Minnesota’s history of prohibiting gay marriage

Jon Collins

The recent piece on the passage of Proposition 8 and other marriage bans dealt mostly with the local gay community’s reaction, rather than the status or history of gay marriage bans themselves.

Here in Minnesota the controversy is a little more than 35 years old, according to the Minnesota Legislative Reference Library.

In 1971 the Minnesota Supreme Court was one of the first in the nation to rule that Minnesota statutes prohibited gay marriage in Baker v Nelson.

Minnesota’s defense of marriage act was passed in 1997, the statute states that "lawful marriage may be contracted only between persons of the opposite sex."

After the Massachusetts Supreme Court ruled that laws banning gay marriage were unconstitutional in 2003, states moved to amend their constitutions (that way, it’s not unconstitutional anymore).

Attempts were made to pass the constitutional ban in the years between 2004 and 2006 in Minnesota, although each one failed.

After one failure, the group now known as Minnesota Majority, a conservative group, circulated a  "defense of marriage pledge" supporting a constitutional ban in 2004; it was signed by Rep. Michelle Bachmann, and Gov. Tim Pawlenty among others.

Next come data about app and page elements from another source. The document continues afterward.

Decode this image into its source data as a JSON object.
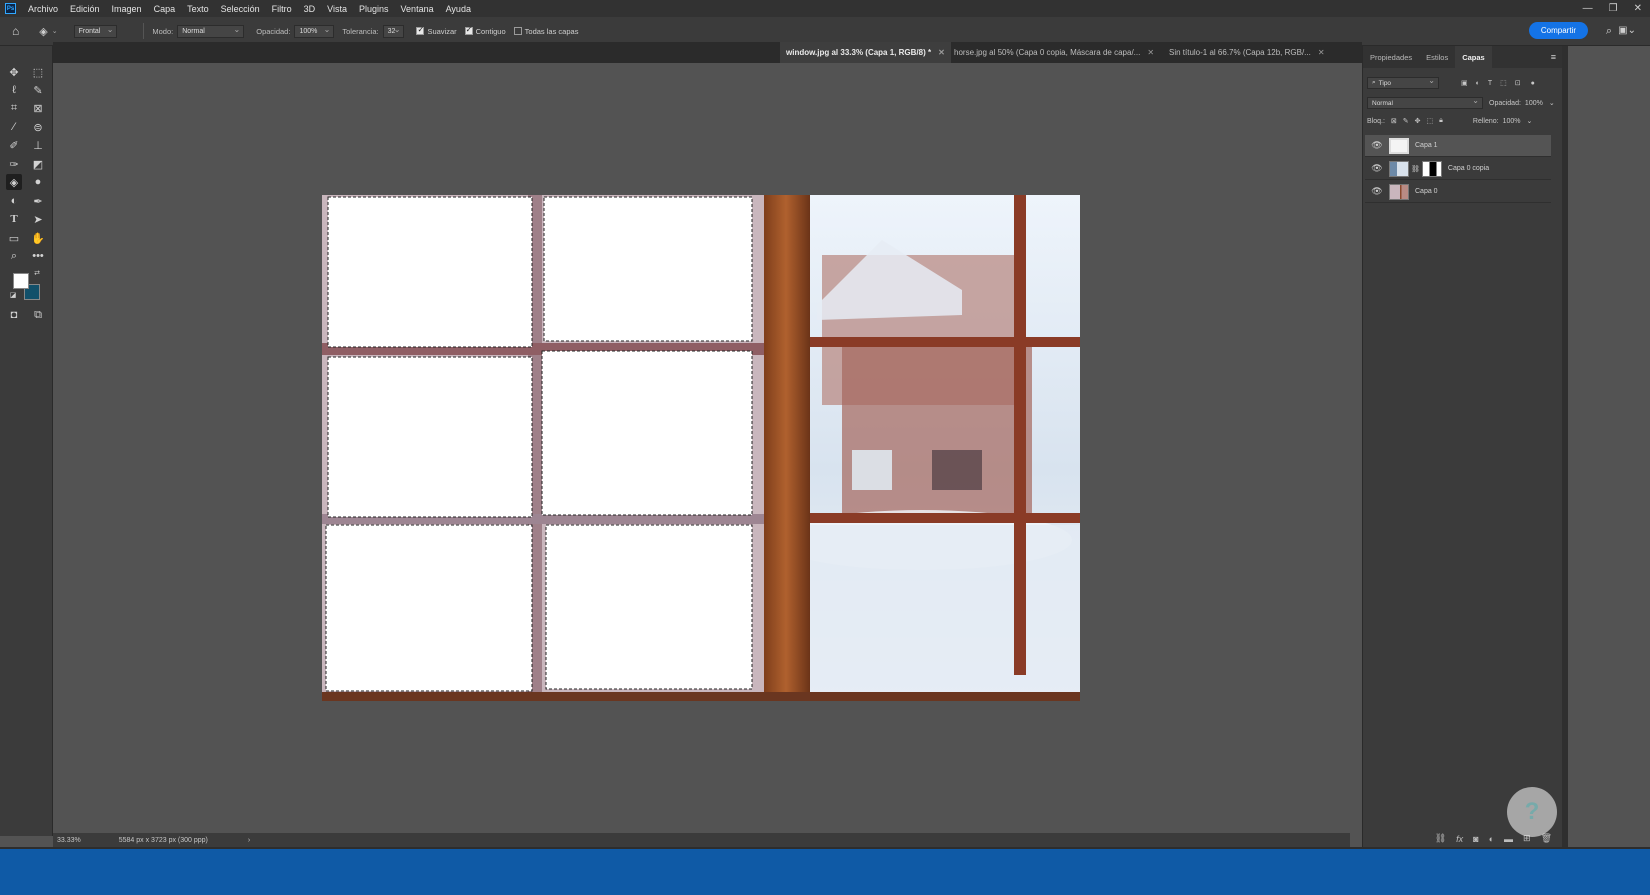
{
  "app": {
    "logo": "Ps"
  },
  "menu": [
    "Archivo",
    "Edición",
    "Imagen",
    "Capa",
    "Texto",
    "Selección",
    "Filtro",
    "3D",
    "Vista",
    "Plugins",
    "Ventana",
    "Ayuda"
  ],
  "options": {
    "preset": "Frontal",
    "mode_label": "Modo:",
    "mode_value": "Normal",
    "opacity_label": "Opacidad:",
    "opacity_value": "100%",
    "tolerance_label": "Tolerancia:",
    "tolerance_value": "32",
    "smooth_label": "Suavizar",
    "contiguous_label": "Contiguo",
    "all_layers_label": "Todas las capas",
    "share_label": "Compartir"
  },
  "tabs": [
    {
      "label": "window.jpg al 33.3% (Capa 1, RGB/8) *"
    },
    {
      "label": "horse.jpg al 50% (Capa 0 copia, Máscara de capa/..."
    },
    {
      "label": "Sin título-1 al 66.7% (Capa 12b, RGB/..."
    }
  ],
  "status": {
    "zoom": "33.33%",
    "dimensions": "5584 px x 3723 px (300 ppp)"
  },
  "panel": {
    "tabs": [
      "Propiedades",
      "Estilos",
      "Capas"
    ],
    "filter_label": "Tipo",
    "blend_mode": "Normal",
    "opacity_label": "Opacidad:",
    "opacity_value": "100%",
    "lock_label": "Bloq.:",
    "fill_label": "Relleno:",
    "fill_value": "100%",
    "layers": [
      {
        "name": "Capa 1"
      },
      {
        "name": "Capa 0 copia"
      },
      {
        "name": "Capa 0"
      }
    ]
  },
  "colors": {
    "foreground": "#ffffff",
    "background": "#12506a",
    "accent": "#1473e6"
  }
}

Efforts at gay marriage bans are countered by activism from groups like Project 515 based in Minneapolis; the group is named for 515 Minnesota statutes that treat gay people differently than straight people.